From government initiatives to socially responsible business practices, the ability to understand and embrace the different values and needs of diverse cultures and societies becomes critical to the success in both, the inter-governmental relations and corporate affairs. In the world of international politics, the role of ‘soft power’ or the ability to persuade through culture, values and ideas, as opposed to ‘hard power’, which conquers or coerces through military might has gained significance. The disproportionate cultural influence of Pakistan’s archrival India on Pakistani public culture, in contrast to China or Iran, points to the sources of soft power that India exercises over Pakistan. It is partly due to the successful deployment of culture industry by India to mass produce and sell to the world the images of rising and shining India. It must be remembered that a mere media management will not soften up Pakistan’s image, as the world is not only watching our news footage, but also screening our creative endeavours. In contemporary Iran, the art films have exploded on to the world stage, receiving critical attention from the international audience. Cinema is a powerful medium to project soft power onto the world stage through creative engagement with neighbouring countries, such as Iran with a thriving film industry under the patronage of the state. Pakistan-Iran relations have the greatest cultural depth. Its citizens share a common taste in art, architecture, cuisine, dance, music, poetry, drama, and literature, which is inspired by Iranian culture. The staging of Iranian popular culture in Pakistan can affect both a cultural renaissance but also an interfaith understanding to promote international peace and reconciliation.

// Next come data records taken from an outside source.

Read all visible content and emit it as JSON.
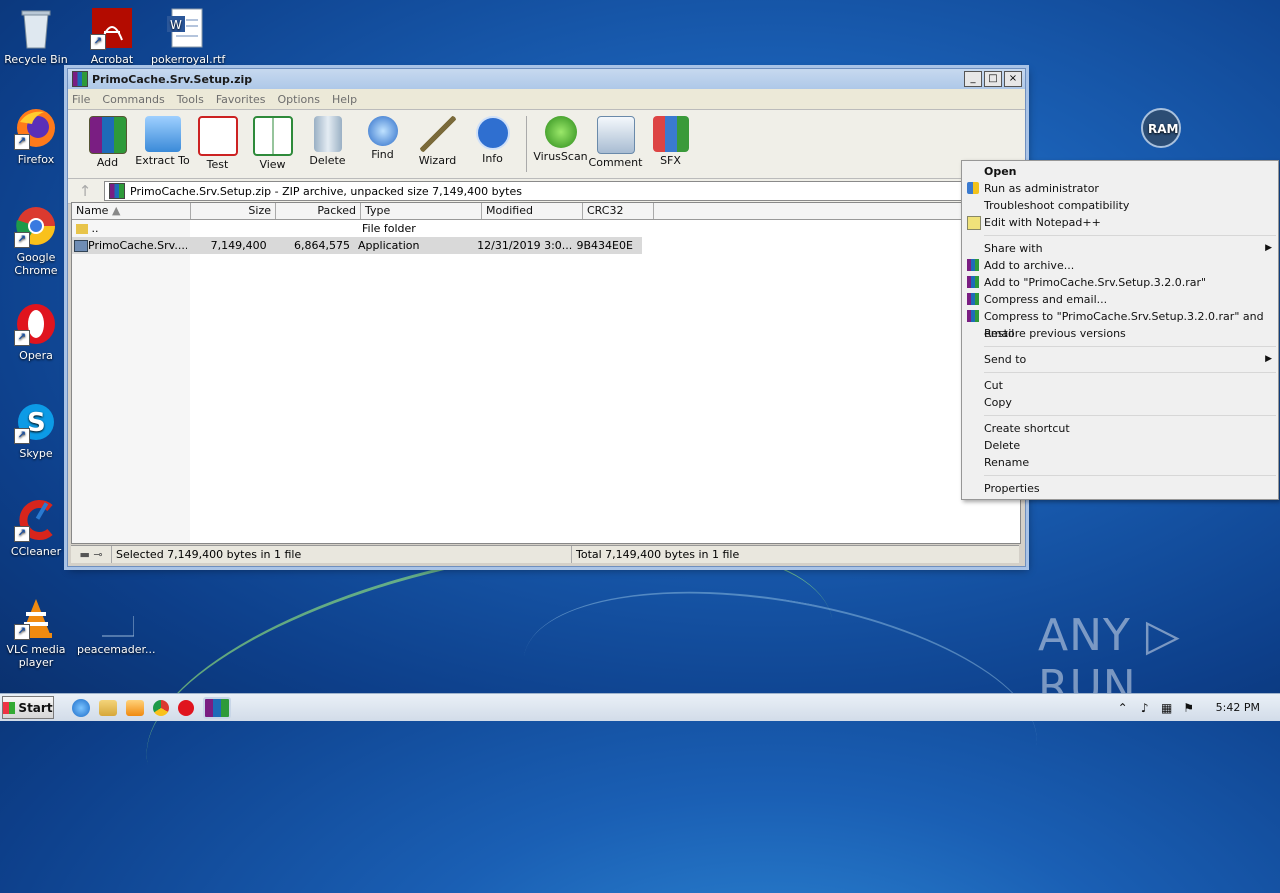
{
  "desktop": {
    "icons": [
      {
        "label": "Recycle Bin"
      },
      {
        "label": "Acrobat"
      },
      {
        "label": "pokerroyal.rtf"
      },
      {
        "label": "Firefox"
      },
      {
        "label": "Google Chrome"
      },
      {
        "label": "Opera"
      },
      {
        "label": "Skype"
      },
      {
        "label": "CCleaner"
      },
      {
        "label": "VLC media player"
      },
      {
        "label": "peacemader..."
      },
      {
        "label": "RAM"
      }
    ]
  },
  "window": {
    "title": "PrimoCache.Srv.Setup.zip",
    "min": "_",
    "max": "□",
    "close": "×",
    "menu": [
      "File",
      "Commands",
      "Tools",
      "Favorites",
      "Options",
      "Help"
    ],
    "toolbar": [
      {
        "label": "Add",
        "icon": "add-archive-icon"
      },
      {
        "label": "Extract To",
        "icon": "extract-folder-icon"
      },
      {
        "label": "Test",
        "icon": "test-clipboard-icon"
      },
      {
        "label": "View",
        "icon": "view-book-icon"
      },
      {
        "label": "Delete",
        "icon": "trash-bin-icon"
      },
      {
        "label": "Find",
        "icon": "magnifier-icon"
      },
      {
        "label": "Wizard",
        "icon": "magic-wand-icon"
      },
      {
        "label": "Info",
        "icon": "info-icon"
      },
      {
        "label": "VirusScan",
        "icon": "virus-scan-icon"
      },
      {
        "label": "Comment",
        "icon": "comment-icon"
      },
      {
        "label": "SFX",
        "icon": "sfx-box-icon"
      }
    ],
    "address": "PrimoCache.Srv.Setup.zip - ZIP archive, unpacked size 7,149,400 bytes",
    "columns": [
      "Name",
      "Size",
      "Packed",
      "Type",
      "Modified",
      "CRC32"
    ],
    "rows": [
      {
        "name": "..",
        "size": "",
        "packed": "",
        "type": "File folder",
        "modified": "",
        "crc": ""
      },
      {
        "name": "PrimoCache.Srv....",
        "size": "7,149,400",
        "packed": "6,864,575",
        "type": "Application",
        "modified": "12/31/2019 3:0...",
        "crc": "9B434E0E"
      }
    ],
    "status_left": "Selected 7,149,400 bytes in 1 file",
    "status_right": "Total 7,149,400 bytes in 1 file"
  },
  "context_menu": {
    "open": "Open",
    "run_admin": "Run as administrator",
    "troubleshoot": "Troubleshoot compatibility",
    "notepad": "Edit with Notepad++",
    "share_with": "Share with",
    "add_archive": "Add to archive...",
    "add_rar": "Add to \"PrimoCache.Srv.Setup.3.2.0.rar\"",
    "compress_email": "Compress and email...",
    "compress_rar_email": "Compress to \"PrimoCache.Srv.Setup.3.2.0.rar\" and email",
    "restore": "Restore previous versions",
    "send_to": "Send to",
    "cut": "Cut",
    "copy": "Copy",
    "create_shortcut": "Create shortcut",
    "delete": "Delete",
    "rename": "Rename",
    "properties": "Properties"
  },
  "taskbar": {
    "start": "Start",
    "clock": "5:42 PM"
  },
  "watermark": "ANY ▷ RUN"
}
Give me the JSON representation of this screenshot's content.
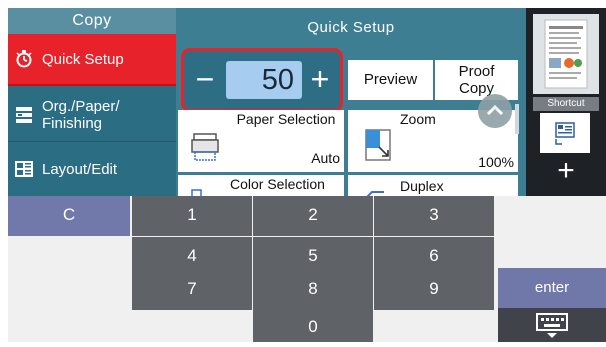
{
  "left_nav": {
    "title": "Copy",
    "items": [
      {
        "label": "Quick Setup",
        "icon": "quick-setup-icon",
        "selected": true
      },
      {
        "label": "Org./Paper/\nFinishing",
        "icon": "org-paper-icon"
      },
      {
        "label": "Layout/Edit",
        "icon": "layout-edit-icon"
      }
    ]
  },
  "main": {
    "title": "Quick Setup",
    "copies": {
      "value": "50",
      "minus": "−",
      "plus": "+"
    },
    "preview_label": "Preview",
    "proof_label": "Proof\nCopy",
    "paper_selection": {
      "title": "Paper Selection",
      "value": "Auto"
    },
    "zoom": {
      "title": "Zoom",
      "value": "100%"
    },
    "color_selection": {
      "title": "Color Selection"
    },
    "duplex": {
      "title": "Duplex"
    }
  },
  "right": {
    "shortcut_label": "Shortcut",
    "add_label": "+"
  },
  "keypad": {
    "clear": "C",
    "keys": [
      "1",
      "2",
      "3",
      "4",
      "5",
      "6",
      "7",
      "8",
      "9",
      "0"
    ],
    "enter": "enter"
  },
  "colors": {
    "accent_red": "#e8222b",
    "nav_bg": "#2b6e83",
    "key_bg": "#5f6266",
    "enter_bg": "#6f78a9"
  }
}
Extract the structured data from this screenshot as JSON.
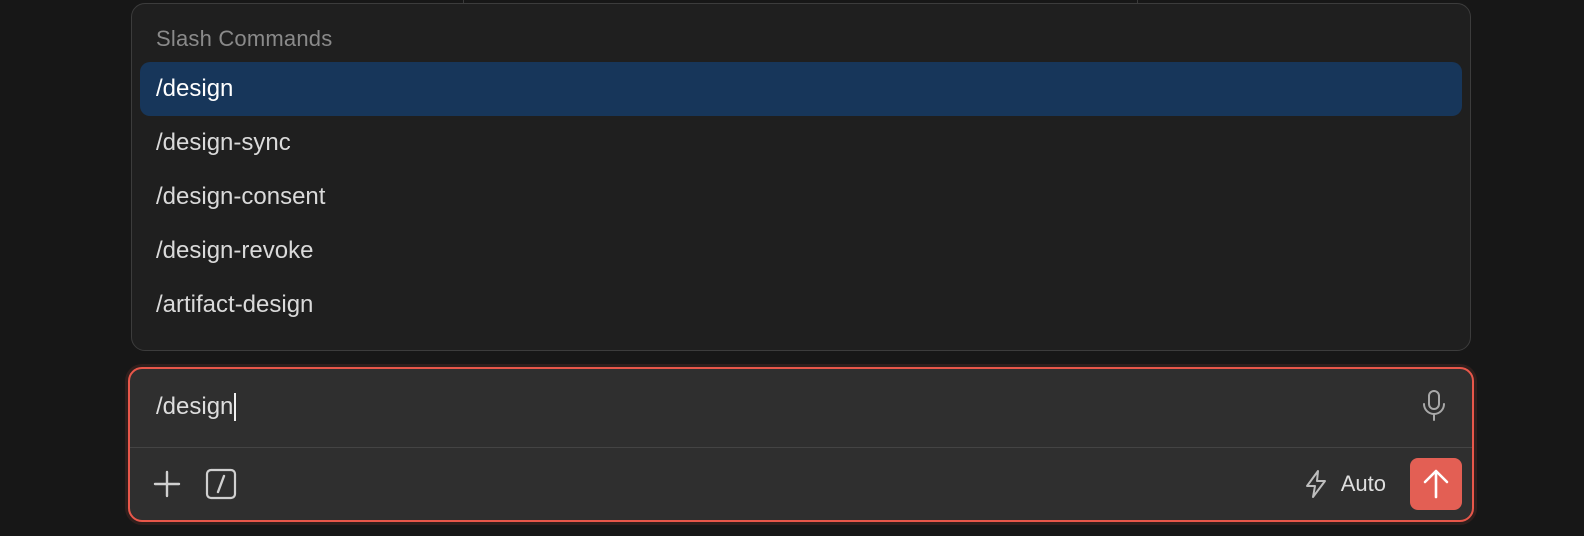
{
  "popup": {
    "header": "Slash Commands",
    "commands": [
      {
        "label": "/design",
        "selected": true
      },
      {
        "label": "/design-sync",
        "selected": false
      },
      {
        "label": "/design-consent",
        "selected": false
      },
      {
        "label": "/design-revoke",
        "selected": false
      },
      {
        "label": "/artifact-design",
        "selected": false
      }
    ]
  },
  "composer": {
    "input_value": "/design",
    "mode_label": "Auto",
    "icons": {
      "mic": "microphone-icon",
      "add": "plus-icon",
      "slash": "slash-command-icon",
      "mode": "lightning-icon",
      "send": "arrow-up-icon"
    }
  },
  "colors": {
    "accent": "#e35f54",
    "selected_row": "#17365a",
    "background": "#171717"
  }
}
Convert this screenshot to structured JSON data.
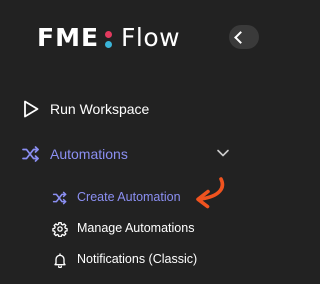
{
  "brand": {
    "name_part1": "FME",
    "name_part2": "Flow",
    "dot_top_color": "#e23a5e",
    "dot_bottom_color": "#3ab4d8"
  },
  "colors": {
    "background": "#222222",
    "accent": "#8b8ff2",
    "annotation_arrow": "#f0531f"
  },
  "nav": {
    "run_workspace": {
      "label": "Run Workspace",
      "icon": "play-outline-icon"
    },
    "automations": {
      "label": "Automations",
      "icon": "shuffle-icon",
      "expanded": true,
      "expand_icon": "chevron-down-icon",
      "subitems": [
        {
          "label": "Create Automation",
          "icon": "shuffle-icon",
          "active": true
        },
        {
          "label": "Manage Automations",
          "icon": "gear-icon",
          "active": false
        },
        {
          "label": "Notifications (Classic)",
          "icon": "bell-icon",
          "active": false
        }
      ]
    }
  },
  "collapse_toggle": {
    "icon": "chevron-left-icon"
  },
  "annotation": {
    "icon": "curved-arrow-icon"
  }
}
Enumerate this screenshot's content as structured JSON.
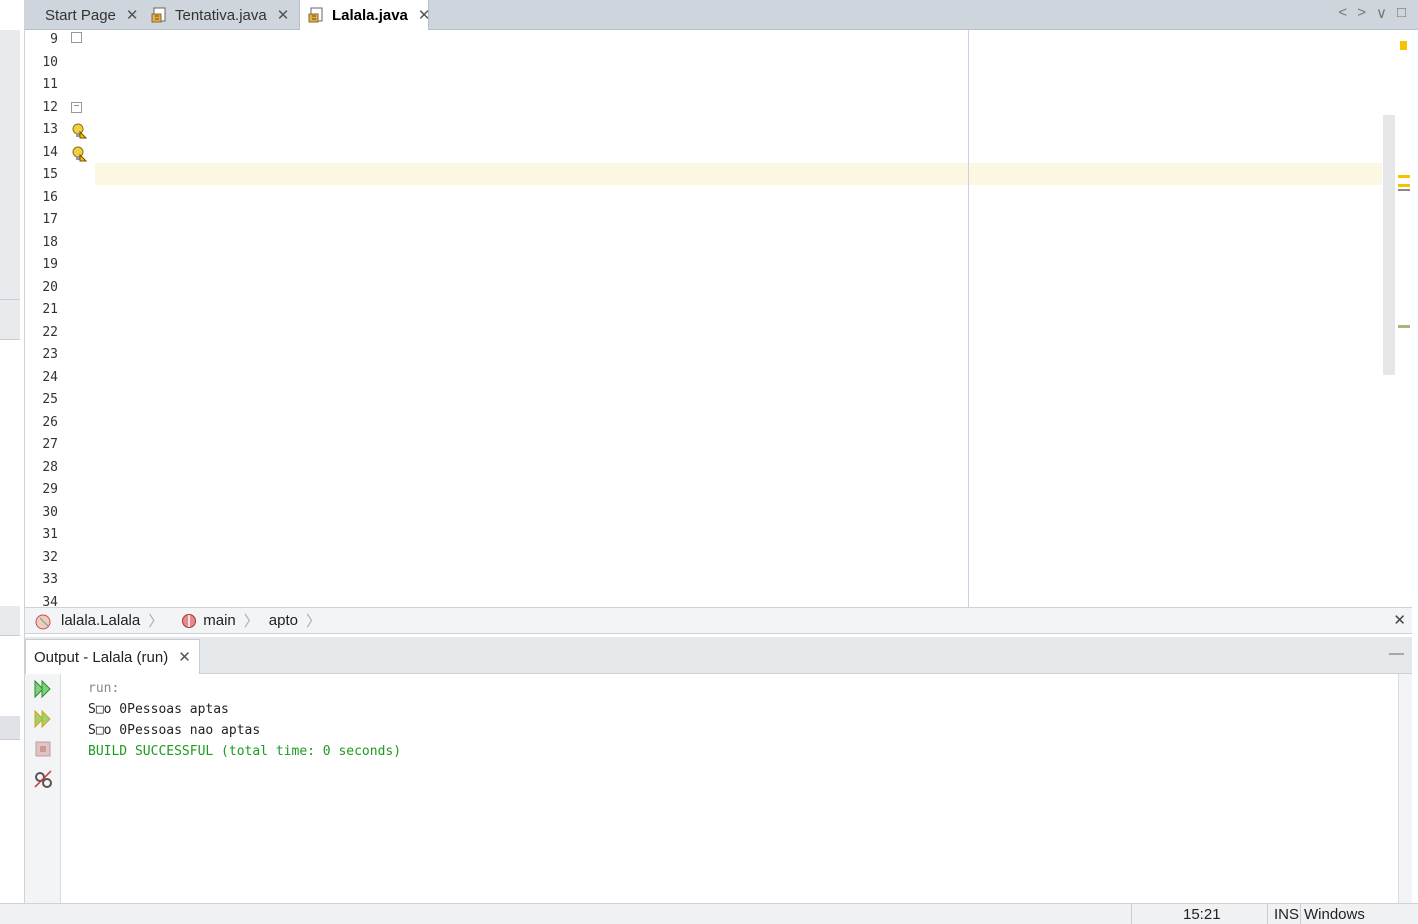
{
  "tabs": [
    {
      "label": "Start Page",
      "active": false,
      "icon": "none"
    },
    {
      "label": "Tentativa.java",
      "active": false,
      "icon": "java-file-icon"
    },
    {
      "label": "Lalala.java",
      "active": true,
      "icon": "java-file-icon"
    }
  ],
  "tab_controls": {
    "prev": "<",
    "next": ">",
    "dropdown": "∨",
    "maximize": "□"
  },
  "editor": {
    "line_numbers": [
      "9",
      "10",
      "11",
      "12",
      "13",
      "14",
      "15",
      "16",
      "17",
      "18",
      "19",
      "20",
      "21",
      "22",
      "23",
      "24",
      "25",
      "26",
      "27",
      "28",
      "29",
      "30",
      "31",
      "32",
      "33",
      "34"
    ],
    "current_line": 15,
    "fold_markers": {
      "10": "−",
      "12": "−"
    }
  },
  "breadcrumb": {
    "class": "lalala.Lalala",
    "method": "main",
    "field": "apto"
  },
  "output": {
    "tab_label": "Output - Lalala (run)",
    "lines": [
      {
        "text": "run:",
        "color": "#888888"
      },
      {
        "text": "S□o 0Pessoas aptas",
        "color": "#222222"
      },
      {
        "text": "S□o 0Pessoas nao aptas",
        "color": "#222222"
      },
      {
        "text": "BUILD SUCCESSFUL (total time: 0 seconds)",
        "color": "#1e9a1e"
      }
    ],
    "minimize": "—"
  },
  "status": {
    "position": "15:21",
    "mode": "INS",
    "line_endings": "Windows (CRLF)"
  },
  "colors": {
    "keyword": "#2c58c7",
    "string": "#2e8b57",
    "static_field": "#8d58c6",
    "current_line_bg": "#fcf7e1"
  }
}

The cultural links between Pakistan and China (including Iran appropriately to make a stable triangle) should be extended beyond the traditional mode of inter-state contacts. Pakistan and China have much common in culture, arts and crafts to further deepen the relations at societal level. It is only through further strengthening the people-to-people contacts that actually we would be transforming CPEC from a governmental project to an economic venture espousing grass-root affinities at much deeper level. Iran’s inclusion in the equation would further add to the strengthened relations among societies of these three important countries; countering Indian cultural influence would be an additional flavour to the stew.
The writer is an anthropologist, former Director of National College of Arts, Rawalpindi campus, currently working for the Center for Culture and Development (C2D), Islamabad & Vice President of the Council of Social Sciences.